Segment Start: EXTRACTED RECORDS

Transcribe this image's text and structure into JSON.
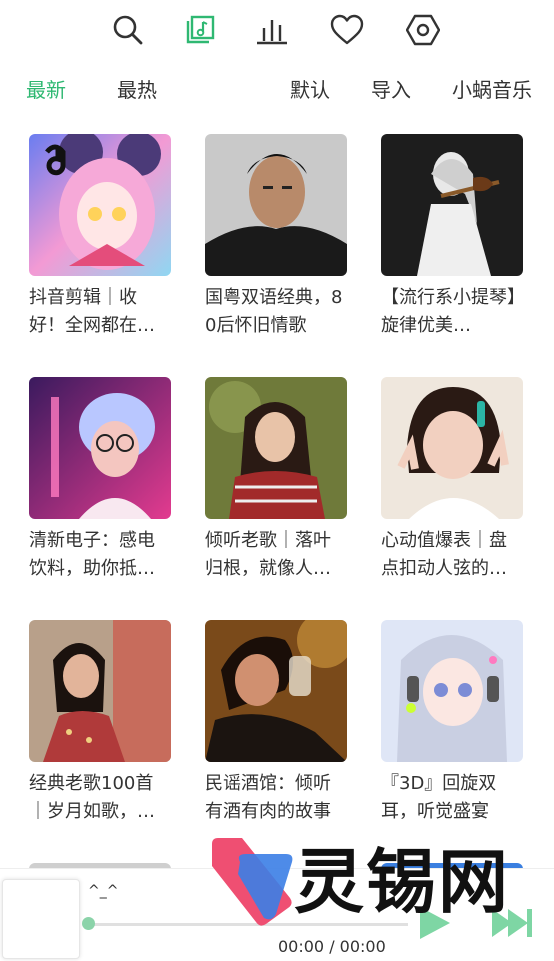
{
  "topbar": {
    "icons": [
      "search-icon",
      "music-library-icon",
      "bar-chart-icon",
      "heart-icon",
      "hexagon-settings-icon"
    ],
    "accent": "#2fb872",
    "icon_color": "#333333"
  },
  "filters": {
    "latest": "最新",
    "hottest": "最热",
    "default": "默认",
    "import": "导入",
    "source": "小蜗音乐"
  },
  "playlists": [
    {
      "title": "抖音剪辑｜收好！全网都在…"
    },
    {
      "title": "国粤双语经典，80后怀旧情歌"
    },
    {
      "title": "【流行系小提琴】旋律优美…"
    },
    {
      "title": "清新电子：感电饮料，助你抵…"
    },
    {
      "title": "倾听老歌｜落叶归根，就像人…"
    },
    {
      "title": "心动值爆表｜盘点扣动人弦的…"
    },
    {
      "title": "经典老歌100首｜岁月如歌，…"
    },
    {
      "title": "民谣酒馆：倾听有酒有肉的故事"
    },
    {
      "title": "『3D』回旋双耳，听觉盛宴"
    }
  ],
  "player": {
    "song": "^_^",
    "time": "00:00 / 00:00",
    "progress": 0
  },
  "watermark": {
    "text": "灵锡网"
  }
}
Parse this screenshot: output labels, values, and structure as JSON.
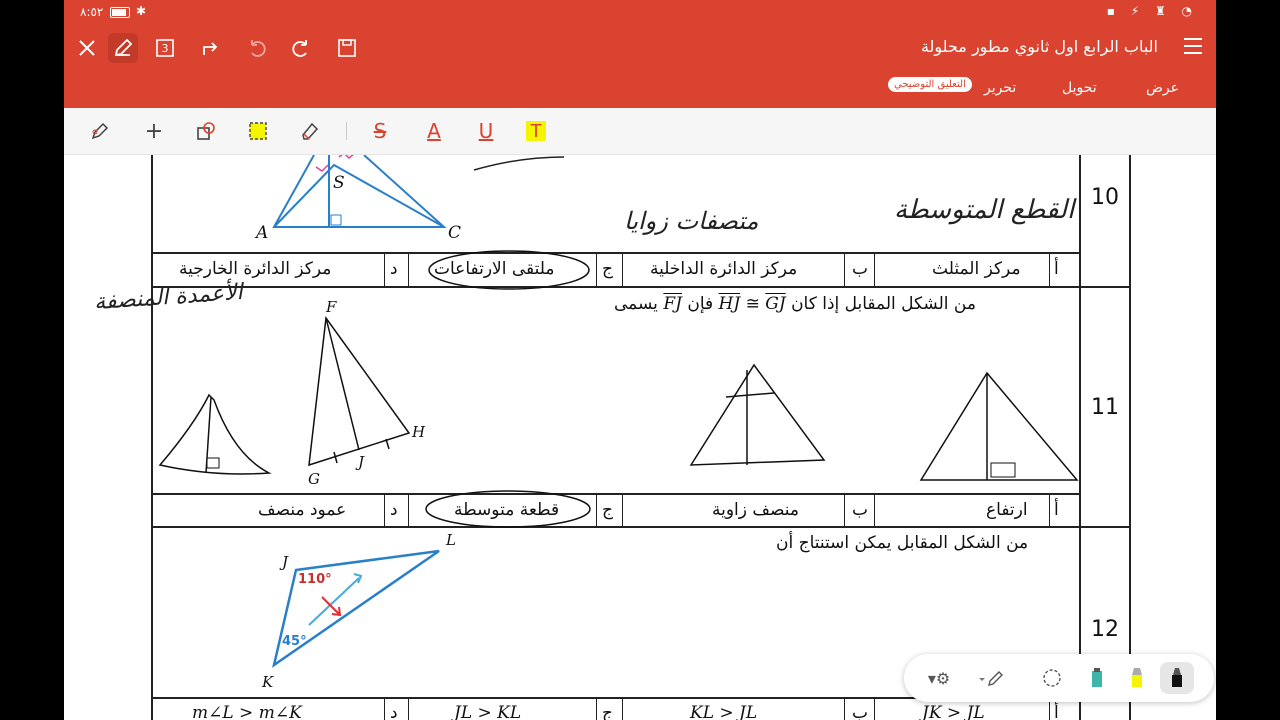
{
  "status_bar": {
    "time": "٨:٥٢"
  },
  "header": {
    "doc_title": "الباب الرابع اول ثانوي مطور محلولة",
    "tabs": [
      {
        "label": "عرض"
      },
      {
        "label": "تحويل"
      },
      {
        "label": "تحرير"
      },
      {
        "label": "التعليق التوضيحي"
      }
    ],
    "page_count_badge": "3"
  },
  "document": {
    "q10": {
      "number": "10",
      "handwriting_1": "القطع المتوسطة",
      "handwriting_2": "متصفات زوايا",
      "options": [
        {
          "letter": "أ",
          "text": "مركز المثلث"
        },
        {
          "letter": "ب",
          "text": "مركز الدائرة الداخلية"
        },
        {
          "letter": "ج",
          "text": "ملتقى الارتفاعات"
        },
        {
          "letter": "د",
          "text": "مركز الدائرة الخارجية"
        }
      ],
      "figure_labels": [
        "S",
        "A",
        "C"
      ]
    },
    "q11": {
      "number": "11",
      "stem_prefix": "من الشكل المقابل إذا كان",
      "seg_hj": "HJ",
      "seg_gj": "GJ",
      "cong": "≅",
      "then": "فإن",
      "seg_fj": "FJ",
      "called": "يسمى",
      "margin_note": "الأعمدة المنصفة",
      "options": [
        {
          "letter": "أ",
          "text": "ارتفاع"
        },
        {
          "letter": "ب",
          "text": "منصف زاوية"
        },
        {
          "letter": "ج",
          "text": "قطعة متوسطة"
        },
        {
          "letter": "د",
          "text": "عمود منصف"
        }
      ],
      "figure_labels": [
        "F",
        "G",
        "J",
        "H"
      ]
    },
    "q12": {
      "number": "12",
      "stem": "من الشكل المقابل يمكن استنتاج أن",
      "figure_labels": [
        "J",
        "L",
        "K"
      ],
      "angle_j": "110°",
      "angle_k": "45°",
      "options": [
        {
          "letter": "أ",
          "text": "JK > JL"
        },
        {
          "letter": "ب",
          "text": "KL > JL"
        },
        {
          "letter": "ج",
          "text": "JL > KL"
        },
        {
          "letter": "د",
          "text": "m∠L > m∠K"
        }
      ]
    }
  },
  "colors": {
    "accent": "#d9432f",
    "highlight": "#f5f500"
  },
  "icons": [
    "close-icon",
    "pen-icon",
    "pages-icon",
    "share-icon",
    "undo-icon",
    "redo-icon",
    "save-icon",
    "menu-icon",
    "lasso-icon",
    "plus-icon",
    "shape-icon",
    "area-select-icon",
    "eraser-icon",
    "strike-icon",
    "text-color-icon",
    "underline-icon",
    "highlight-text-icon",
    "settings-icon",
    "pencil-icon",
    "circle-select-icon",
    "marker-teal-icon",
    "marker-yellow-icon",
    "marker-black-icon"
  ]
}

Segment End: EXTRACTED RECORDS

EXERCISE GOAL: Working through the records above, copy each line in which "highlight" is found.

ANSWER TO THIS PROBLEM:
    "highlight": "#f5f500"
    "highlight-text-icon",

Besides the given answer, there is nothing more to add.